Arts and Entertainment
Richard Herring, pictured performing at the Edinburgh Fringe Festival two years ago
Arts and Entertainment
Music freak: Max Runham in the funfair band
Arts and Entertainment
film 'I felt under-used by Hollywood'
Latest stories from i100
Have you tried new the Independent Digital Edition apps?

ES Rentals

    Independent Dating

    By clicking 'Search' you
    are agreeing to our
    Terms of Use.

    Abuse - and the hell that came afterwards

    Abuse - and the hell that follows

    James Rhodes on the extraordinary legal battle to publish his memoir
    Why we need a 'tranquility map' of England, according to campaigners

    It's oh so quiet!

    The case for a 'tranquility map' of England
    'Timeless fashion': It may be a paradox, but the industry loves it

    'Timeless fashion'

    It may be a paradox, but the industry loves it
    If the West needs a bridge to the 'moderates' inside Isis, maybe we could have done with Osama bin Laden staying alive after all

    Could have done with Osama bin Laden staying alive?

    Robert Fisk on the Fountainheads of World Evil in 2011 - and 2015
    New exhibition celebrates the evolution of swimwear

    Evolution of swimwear

    From bathing dresses in the twenties to modern bikinis
    Sun, sex and an anthropological study: One British academic's summer of hell in Magaluf

    Sun, sex and an anthropological study

    One academic’s summer of hell in Magaluf
    From Shakespeare to Rising Damp... to Vicious

    Frances de la Tour's 50-year triumph

    'Rising Damp' brought De la Tour such recognition that she could be forgiven if she'd never been able to move on. But at 70, she continues to flourish - and to beguile
    'That Whitsun, I was late getting away...'

    Ian McMillan on the Whitsun Weddings

    This weekend is Whitsun, and while the festival may no longer resonate, Larkin's best-loved poem, lives on - along with the train journey at the heart of it
    Kathryn Williams explores the works and influences of Sylvia Plath in a new light

    Songs from the bell jar

    Kathryn Williams explores the works and influences of Sylvia Plath
    How one man's day in high heels showed him that Cannes must change its 'no flats' policy

    One man's day in high heels

    ...showed him that Cannes must change its 'flats' policy
    Is a quiet crusade to reform executive pay bearing fruit?

    Is a quiet crusade to reform executive pay bearing fruit?

    Dominic Rossi of Fidelity says his pressure on business to control rewards is working.
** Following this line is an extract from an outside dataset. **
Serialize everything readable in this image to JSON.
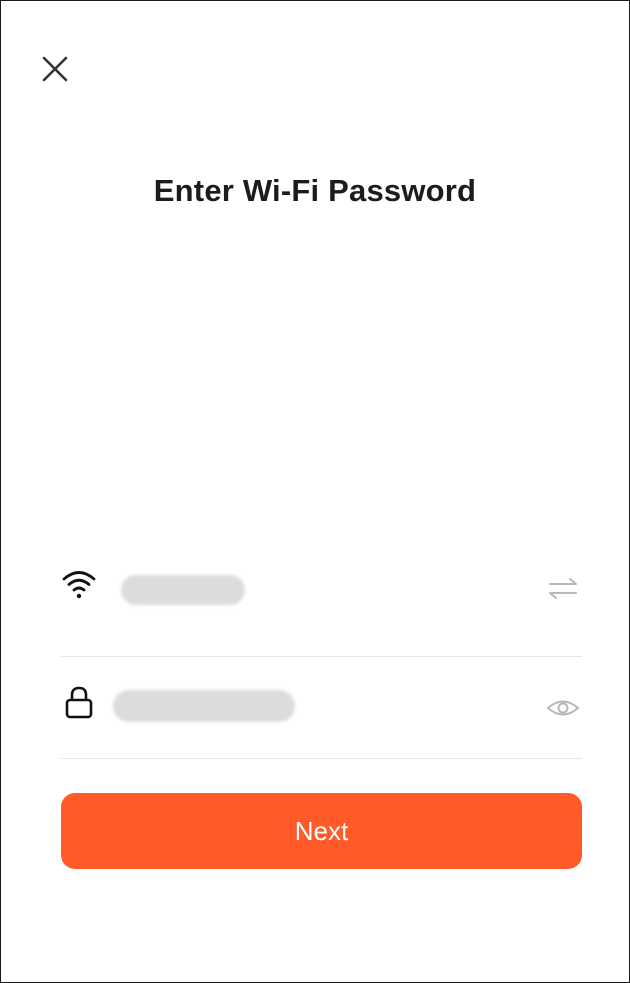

But why aren’t other fund managers helping?
    The King David Hotel gives precious work to Palestinians - unless peace talks are on
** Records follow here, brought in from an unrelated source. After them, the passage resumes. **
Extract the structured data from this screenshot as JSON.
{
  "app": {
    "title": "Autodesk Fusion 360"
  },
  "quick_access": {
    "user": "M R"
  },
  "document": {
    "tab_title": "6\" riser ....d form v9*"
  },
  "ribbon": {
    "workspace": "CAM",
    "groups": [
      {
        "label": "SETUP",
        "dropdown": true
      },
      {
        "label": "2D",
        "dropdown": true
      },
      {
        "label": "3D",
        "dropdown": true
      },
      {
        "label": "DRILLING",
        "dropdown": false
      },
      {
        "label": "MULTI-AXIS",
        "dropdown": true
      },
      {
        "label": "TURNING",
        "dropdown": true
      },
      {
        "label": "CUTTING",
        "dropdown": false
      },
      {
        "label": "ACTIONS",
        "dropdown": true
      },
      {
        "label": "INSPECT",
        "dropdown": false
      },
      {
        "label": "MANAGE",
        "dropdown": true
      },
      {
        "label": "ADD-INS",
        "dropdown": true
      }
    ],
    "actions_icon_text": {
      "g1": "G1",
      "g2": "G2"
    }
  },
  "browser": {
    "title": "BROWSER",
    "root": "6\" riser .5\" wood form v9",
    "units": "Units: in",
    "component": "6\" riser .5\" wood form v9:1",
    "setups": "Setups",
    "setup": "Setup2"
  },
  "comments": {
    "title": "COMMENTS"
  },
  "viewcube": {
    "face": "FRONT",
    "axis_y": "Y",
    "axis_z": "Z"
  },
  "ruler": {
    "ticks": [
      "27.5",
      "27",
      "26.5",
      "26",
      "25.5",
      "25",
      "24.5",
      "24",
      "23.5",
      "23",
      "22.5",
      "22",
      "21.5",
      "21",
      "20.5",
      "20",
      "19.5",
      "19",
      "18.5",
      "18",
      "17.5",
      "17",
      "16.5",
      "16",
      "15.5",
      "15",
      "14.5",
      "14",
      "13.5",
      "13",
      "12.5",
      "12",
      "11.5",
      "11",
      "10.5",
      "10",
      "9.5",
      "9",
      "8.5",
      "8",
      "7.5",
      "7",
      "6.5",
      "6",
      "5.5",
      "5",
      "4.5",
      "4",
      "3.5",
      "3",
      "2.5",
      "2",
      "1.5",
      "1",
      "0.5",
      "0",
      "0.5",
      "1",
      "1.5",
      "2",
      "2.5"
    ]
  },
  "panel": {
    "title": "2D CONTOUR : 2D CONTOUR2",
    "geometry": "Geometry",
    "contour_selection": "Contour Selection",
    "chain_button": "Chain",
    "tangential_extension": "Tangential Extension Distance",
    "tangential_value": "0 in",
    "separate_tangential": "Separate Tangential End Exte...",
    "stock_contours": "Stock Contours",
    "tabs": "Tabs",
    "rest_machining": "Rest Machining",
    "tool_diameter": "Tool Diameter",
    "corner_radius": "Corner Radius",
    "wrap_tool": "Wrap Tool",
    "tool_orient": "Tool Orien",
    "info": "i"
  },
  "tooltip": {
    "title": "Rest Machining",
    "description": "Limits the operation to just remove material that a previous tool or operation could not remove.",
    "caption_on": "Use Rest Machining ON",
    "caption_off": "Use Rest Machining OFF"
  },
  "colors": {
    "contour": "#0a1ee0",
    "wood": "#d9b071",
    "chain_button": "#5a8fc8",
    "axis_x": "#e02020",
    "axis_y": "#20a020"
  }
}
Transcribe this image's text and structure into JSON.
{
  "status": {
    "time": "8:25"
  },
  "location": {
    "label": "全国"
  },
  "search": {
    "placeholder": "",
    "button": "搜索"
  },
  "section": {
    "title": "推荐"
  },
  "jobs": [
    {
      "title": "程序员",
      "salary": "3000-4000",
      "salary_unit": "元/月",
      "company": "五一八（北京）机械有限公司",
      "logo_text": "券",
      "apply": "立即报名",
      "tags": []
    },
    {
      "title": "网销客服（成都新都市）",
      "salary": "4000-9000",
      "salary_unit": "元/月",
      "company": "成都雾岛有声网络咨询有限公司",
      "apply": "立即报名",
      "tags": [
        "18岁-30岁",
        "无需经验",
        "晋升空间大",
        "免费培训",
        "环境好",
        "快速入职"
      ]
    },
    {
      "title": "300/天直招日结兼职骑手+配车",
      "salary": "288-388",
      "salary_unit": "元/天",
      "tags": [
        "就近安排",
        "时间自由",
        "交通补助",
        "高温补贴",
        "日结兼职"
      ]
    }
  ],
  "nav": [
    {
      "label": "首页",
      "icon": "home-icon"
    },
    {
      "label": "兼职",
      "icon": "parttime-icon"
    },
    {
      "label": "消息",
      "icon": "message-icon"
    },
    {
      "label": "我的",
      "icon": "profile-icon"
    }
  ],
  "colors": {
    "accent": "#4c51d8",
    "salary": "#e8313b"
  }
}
    King David Hotel: Palestinians not included

    The King David is special to Jerusalem. Nick Kochan checked in and discovered it has some special arrangements, too
    More people moving from Australia to New Zealand than in the other direction for first time in 24 years
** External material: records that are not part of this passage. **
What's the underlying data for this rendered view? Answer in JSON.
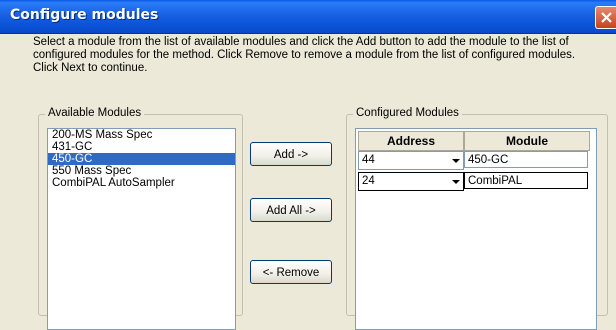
{
  "window": {
    "title": "Configure modules"
  },
  "instructions": "Select a module from the list of available modules and click the Add button to add the module to the list of configured modules for the method. Click Remove to remove a module from the list of configured modules. Click Next to continue.",
  "available": {
    "label": "Available Modules",
    "items": [
      {
        "label": "200-MS Mass Spec",
        "selected": false
      },
      {
        "label": "431-GC",
        "selected": false
      },
      {
        "label": "450-GC",
        "selected": true
      },
      {
        "label": "550 Mass Spec",
        "selected": false
      },
      {
        "label": "CombiPAL AutoSampler",
        "selected": false
      }
    ]
  },
  "buttons": {
    "add": "Add ->",
    "add_all": "Add All ->",
    "remove": "<- Remove"
  },
  "configured": {
    "label": "Configured Modules",
    "columns": [
      "Address",
      "Module"
    ],
    "rows": [
      {
        "address": "44",
        "module": "450-GC"
      },
      {
        "address": "24",
        "module": "CombiPAL"
      }
    ]
  },
  "colors": {
    "selection": "#316ac5",
    "titlebar": "#0b53d8",
    "close": "#c7421f"
  }
}
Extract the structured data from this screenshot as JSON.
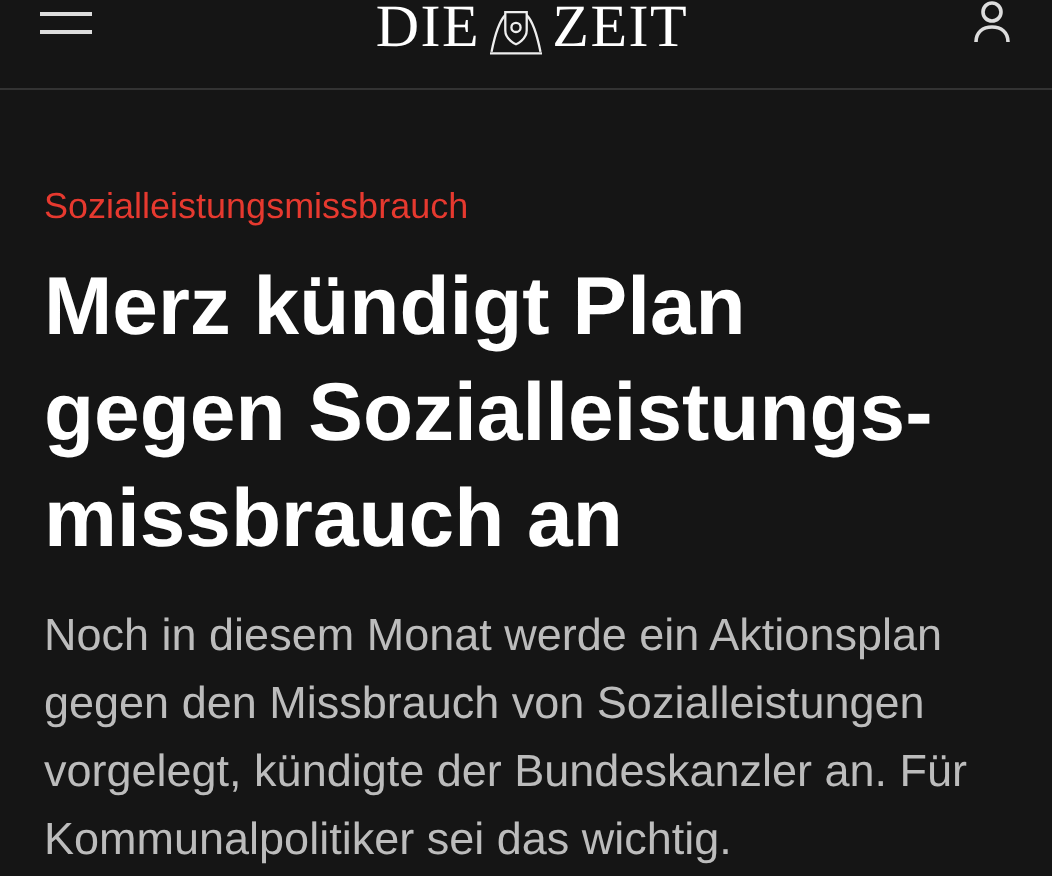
{
  "header": {
    "logo_left": "DIE",
    "logo_right": "ZEIT"
  },
  "article": {
    "kicker": "Sozialleistungsmissbrauch",
    "headline": "Merz kündigt Plan gegen Sozialleistungs-missbrauch an",
    "summary": "Noch in diesem Monat werde ein Aktionsplan gegen den Missbrauch von Sozialleistungen vorgelegt, kündigte der Bundeskanzler an. Für Kommunalpolitiker sei das wichtig."
  }
}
    End of the Aussie brain drain

    More people moving from Australia to New Zealand than in the other direction for first time in 24 years
    Meditation is touted as a cure for mental instability but can it actually be bad for you?

    Can meditation be bad for you?

    Researching a mass murder, Dr Miguel Farias discovered that, far from bringing inner peace, meditation can leave devotees in pieces
    Eurovision 2015: Australians will be cheering on their first-ever entrant this Saturday

    Australia's first-ever Eurovision entrant

    Australia, a nation of kitsch-worshippers, has always loved the Eurovision Song Contest. Maggie Alderson says it'll fit in fine